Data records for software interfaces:

——————————

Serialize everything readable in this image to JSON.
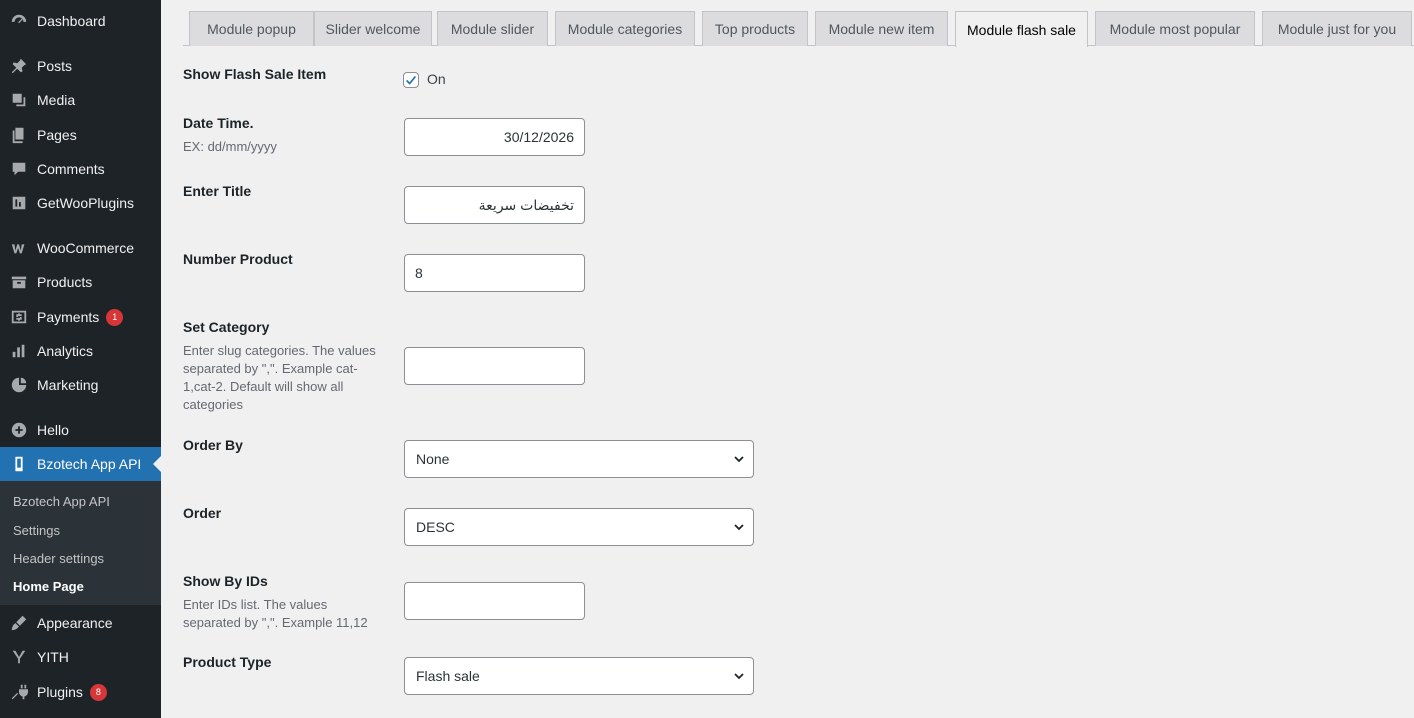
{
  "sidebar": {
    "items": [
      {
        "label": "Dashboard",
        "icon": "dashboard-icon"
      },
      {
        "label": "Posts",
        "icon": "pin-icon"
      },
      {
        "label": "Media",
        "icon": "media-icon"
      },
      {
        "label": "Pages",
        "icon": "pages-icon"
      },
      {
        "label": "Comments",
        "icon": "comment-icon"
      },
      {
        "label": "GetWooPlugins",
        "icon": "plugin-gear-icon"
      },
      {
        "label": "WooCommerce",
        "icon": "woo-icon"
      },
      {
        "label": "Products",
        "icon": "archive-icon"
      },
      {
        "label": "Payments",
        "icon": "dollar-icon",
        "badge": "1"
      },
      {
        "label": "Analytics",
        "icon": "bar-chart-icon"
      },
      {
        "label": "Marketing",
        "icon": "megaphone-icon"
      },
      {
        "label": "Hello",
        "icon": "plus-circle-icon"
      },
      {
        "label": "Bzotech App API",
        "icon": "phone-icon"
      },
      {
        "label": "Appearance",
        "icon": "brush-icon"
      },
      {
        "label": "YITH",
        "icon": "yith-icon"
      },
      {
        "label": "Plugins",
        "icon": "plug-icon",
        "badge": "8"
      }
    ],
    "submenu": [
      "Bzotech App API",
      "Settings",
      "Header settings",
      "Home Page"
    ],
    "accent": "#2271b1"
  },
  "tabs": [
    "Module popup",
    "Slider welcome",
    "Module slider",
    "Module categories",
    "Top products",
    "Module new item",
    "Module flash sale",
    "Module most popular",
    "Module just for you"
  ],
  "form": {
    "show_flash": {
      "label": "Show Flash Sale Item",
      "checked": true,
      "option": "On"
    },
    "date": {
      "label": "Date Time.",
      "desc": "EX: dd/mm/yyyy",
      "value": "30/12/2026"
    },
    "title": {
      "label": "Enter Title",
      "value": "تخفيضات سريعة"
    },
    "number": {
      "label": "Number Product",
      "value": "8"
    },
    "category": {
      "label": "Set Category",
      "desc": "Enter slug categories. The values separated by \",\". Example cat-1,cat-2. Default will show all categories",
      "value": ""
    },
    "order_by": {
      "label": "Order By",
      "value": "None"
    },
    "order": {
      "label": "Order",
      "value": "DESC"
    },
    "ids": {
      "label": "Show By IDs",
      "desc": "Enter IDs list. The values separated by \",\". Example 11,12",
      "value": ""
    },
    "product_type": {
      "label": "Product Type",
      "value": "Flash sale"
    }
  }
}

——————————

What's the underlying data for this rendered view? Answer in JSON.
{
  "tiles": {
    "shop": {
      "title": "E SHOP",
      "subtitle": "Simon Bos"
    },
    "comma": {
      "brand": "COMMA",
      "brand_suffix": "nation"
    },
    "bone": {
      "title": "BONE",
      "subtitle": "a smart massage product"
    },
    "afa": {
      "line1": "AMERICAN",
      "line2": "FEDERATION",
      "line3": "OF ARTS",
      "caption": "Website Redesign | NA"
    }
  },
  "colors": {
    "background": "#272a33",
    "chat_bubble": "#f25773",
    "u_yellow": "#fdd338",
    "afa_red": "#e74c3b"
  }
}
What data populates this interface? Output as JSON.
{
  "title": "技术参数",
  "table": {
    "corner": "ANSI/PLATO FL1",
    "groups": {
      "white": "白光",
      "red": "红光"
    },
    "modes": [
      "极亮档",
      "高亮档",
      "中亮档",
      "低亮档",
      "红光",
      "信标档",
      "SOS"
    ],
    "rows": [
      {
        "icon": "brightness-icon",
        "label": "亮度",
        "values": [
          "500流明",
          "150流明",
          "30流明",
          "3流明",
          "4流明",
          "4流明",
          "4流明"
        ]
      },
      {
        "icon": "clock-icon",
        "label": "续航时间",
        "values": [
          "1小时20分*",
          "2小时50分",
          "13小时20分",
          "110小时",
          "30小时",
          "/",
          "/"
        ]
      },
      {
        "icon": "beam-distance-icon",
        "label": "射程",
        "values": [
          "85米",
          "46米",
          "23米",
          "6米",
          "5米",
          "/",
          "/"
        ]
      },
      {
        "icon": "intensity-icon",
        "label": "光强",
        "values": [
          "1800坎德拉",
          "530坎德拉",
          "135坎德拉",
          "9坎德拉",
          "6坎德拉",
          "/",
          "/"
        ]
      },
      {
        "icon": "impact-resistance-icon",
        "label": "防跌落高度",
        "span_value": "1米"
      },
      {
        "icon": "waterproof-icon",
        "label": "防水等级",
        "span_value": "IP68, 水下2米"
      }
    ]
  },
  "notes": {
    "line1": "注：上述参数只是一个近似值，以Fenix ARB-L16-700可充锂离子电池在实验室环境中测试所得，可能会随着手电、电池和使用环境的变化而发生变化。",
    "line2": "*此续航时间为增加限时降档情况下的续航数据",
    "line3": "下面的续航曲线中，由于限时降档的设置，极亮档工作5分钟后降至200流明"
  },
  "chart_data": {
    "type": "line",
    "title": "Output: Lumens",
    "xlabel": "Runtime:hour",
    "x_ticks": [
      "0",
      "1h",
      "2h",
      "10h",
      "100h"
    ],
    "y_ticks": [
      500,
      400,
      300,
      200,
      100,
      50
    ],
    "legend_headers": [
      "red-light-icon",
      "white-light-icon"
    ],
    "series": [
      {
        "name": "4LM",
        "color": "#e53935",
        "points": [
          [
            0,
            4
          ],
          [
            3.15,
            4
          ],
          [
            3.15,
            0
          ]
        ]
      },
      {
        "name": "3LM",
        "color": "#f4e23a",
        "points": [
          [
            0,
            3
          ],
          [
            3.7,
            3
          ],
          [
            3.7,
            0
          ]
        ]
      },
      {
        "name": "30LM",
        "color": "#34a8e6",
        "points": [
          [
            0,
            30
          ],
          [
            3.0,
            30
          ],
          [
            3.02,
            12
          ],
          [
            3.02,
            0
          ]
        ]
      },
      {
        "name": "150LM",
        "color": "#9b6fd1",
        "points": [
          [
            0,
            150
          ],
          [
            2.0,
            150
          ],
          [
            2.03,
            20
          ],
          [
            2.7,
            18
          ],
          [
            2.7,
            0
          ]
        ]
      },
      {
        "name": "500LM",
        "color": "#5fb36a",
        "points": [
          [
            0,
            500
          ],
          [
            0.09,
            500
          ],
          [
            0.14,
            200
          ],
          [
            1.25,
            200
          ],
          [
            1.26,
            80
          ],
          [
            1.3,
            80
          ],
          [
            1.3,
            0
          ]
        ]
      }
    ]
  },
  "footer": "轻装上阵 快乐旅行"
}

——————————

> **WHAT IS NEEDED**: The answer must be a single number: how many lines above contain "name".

> **WRITTEN RESPONSE**: 5